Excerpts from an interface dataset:

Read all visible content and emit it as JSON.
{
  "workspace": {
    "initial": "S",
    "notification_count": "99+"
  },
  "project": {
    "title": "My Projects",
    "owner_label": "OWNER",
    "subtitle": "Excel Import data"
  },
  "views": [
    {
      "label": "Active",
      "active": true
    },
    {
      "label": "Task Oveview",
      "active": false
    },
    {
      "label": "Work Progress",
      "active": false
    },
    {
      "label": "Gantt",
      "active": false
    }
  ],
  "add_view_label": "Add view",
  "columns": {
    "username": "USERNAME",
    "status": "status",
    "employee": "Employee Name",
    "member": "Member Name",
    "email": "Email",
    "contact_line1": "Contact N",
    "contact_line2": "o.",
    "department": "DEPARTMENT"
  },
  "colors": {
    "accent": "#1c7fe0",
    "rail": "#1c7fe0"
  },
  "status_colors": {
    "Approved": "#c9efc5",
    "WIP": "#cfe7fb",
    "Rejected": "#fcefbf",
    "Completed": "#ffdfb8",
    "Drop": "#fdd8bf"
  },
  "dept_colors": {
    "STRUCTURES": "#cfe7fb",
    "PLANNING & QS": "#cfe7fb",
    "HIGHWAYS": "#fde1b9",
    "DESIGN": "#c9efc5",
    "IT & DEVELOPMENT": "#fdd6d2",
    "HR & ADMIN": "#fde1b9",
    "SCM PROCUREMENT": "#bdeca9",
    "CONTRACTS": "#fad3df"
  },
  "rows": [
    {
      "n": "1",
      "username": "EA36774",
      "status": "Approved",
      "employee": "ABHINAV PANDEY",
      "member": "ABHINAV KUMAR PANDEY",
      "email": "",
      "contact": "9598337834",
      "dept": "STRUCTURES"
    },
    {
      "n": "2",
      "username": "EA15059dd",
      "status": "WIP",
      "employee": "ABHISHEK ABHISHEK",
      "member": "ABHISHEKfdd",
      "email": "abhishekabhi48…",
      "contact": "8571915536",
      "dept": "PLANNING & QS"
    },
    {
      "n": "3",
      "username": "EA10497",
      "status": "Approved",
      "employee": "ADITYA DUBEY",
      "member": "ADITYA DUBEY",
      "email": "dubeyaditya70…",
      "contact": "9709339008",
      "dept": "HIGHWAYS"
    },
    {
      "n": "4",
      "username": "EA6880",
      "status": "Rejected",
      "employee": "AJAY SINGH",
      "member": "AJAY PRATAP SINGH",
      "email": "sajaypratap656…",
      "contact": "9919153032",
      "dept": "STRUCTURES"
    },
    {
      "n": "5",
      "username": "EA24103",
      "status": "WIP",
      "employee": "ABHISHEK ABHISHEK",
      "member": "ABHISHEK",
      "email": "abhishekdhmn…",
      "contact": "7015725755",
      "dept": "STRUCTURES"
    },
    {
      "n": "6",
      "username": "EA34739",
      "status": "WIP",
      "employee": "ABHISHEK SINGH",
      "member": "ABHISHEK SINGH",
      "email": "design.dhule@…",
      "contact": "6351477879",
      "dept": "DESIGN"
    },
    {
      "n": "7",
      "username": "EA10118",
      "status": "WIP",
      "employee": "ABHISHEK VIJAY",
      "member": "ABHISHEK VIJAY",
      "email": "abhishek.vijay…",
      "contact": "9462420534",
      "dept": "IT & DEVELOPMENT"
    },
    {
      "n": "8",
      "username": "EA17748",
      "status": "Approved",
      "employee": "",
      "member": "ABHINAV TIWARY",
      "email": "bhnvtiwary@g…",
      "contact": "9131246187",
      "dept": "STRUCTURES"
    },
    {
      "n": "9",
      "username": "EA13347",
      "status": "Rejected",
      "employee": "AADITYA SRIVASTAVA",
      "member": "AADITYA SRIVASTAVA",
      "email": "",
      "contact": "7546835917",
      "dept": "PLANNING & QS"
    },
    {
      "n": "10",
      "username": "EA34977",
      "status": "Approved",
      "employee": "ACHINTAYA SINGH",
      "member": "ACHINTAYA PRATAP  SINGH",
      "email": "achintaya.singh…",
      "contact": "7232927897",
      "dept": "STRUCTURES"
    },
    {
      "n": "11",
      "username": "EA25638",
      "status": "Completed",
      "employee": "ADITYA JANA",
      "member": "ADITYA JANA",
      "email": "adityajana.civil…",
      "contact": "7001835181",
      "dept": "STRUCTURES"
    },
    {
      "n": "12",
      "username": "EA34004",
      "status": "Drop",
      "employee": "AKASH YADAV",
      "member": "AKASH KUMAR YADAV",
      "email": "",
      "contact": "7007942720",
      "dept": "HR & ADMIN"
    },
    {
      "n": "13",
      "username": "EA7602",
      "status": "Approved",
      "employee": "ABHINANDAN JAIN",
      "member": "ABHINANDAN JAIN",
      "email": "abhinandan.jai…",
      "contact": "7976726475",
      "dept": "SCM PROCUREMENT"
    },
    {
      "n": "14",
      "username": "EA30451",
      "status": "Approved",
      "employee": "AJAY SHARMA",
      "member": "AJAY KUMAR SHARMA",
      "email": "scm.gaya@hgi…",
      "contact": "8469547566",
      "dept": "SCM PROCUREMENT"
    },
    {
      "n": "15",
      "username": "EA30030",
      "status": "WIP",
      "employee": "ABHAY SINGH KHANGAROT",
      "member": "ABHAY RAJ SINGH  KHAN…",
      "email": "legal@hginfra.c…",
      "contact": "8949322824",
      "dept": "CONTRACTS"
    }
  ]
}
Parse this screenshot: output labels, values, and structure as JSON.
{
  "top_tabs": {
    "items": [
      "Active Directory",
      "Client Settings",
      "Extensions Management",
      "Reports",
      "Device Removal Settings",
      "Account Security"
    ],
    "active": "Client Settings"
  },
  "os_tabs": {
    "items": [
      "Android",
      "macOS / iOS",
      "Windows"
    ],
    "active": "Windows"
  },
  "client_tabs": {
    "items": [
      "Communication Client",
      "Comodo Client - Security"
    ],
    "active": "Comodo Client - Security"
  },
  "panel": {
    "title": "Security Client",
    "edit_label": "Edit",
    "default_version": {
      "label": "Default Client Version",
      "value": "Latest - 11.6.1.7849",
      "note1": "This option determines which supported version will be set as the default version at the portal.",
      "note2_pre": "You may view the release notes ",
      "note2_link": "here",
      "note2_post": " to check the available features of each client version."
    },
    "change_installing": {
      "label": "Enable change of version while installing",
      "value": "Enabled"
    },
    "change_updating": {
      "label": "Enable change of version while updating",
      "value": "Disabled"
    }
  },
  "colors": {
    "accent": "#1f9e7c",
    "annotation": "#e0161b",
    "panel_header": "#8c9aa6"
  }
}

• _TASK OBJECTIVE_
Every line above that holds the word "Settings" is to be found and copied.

• _RESULT OF THE TASK_
      "Client Settings",
      "Device Removal Settings",
    "active": "Client Settings"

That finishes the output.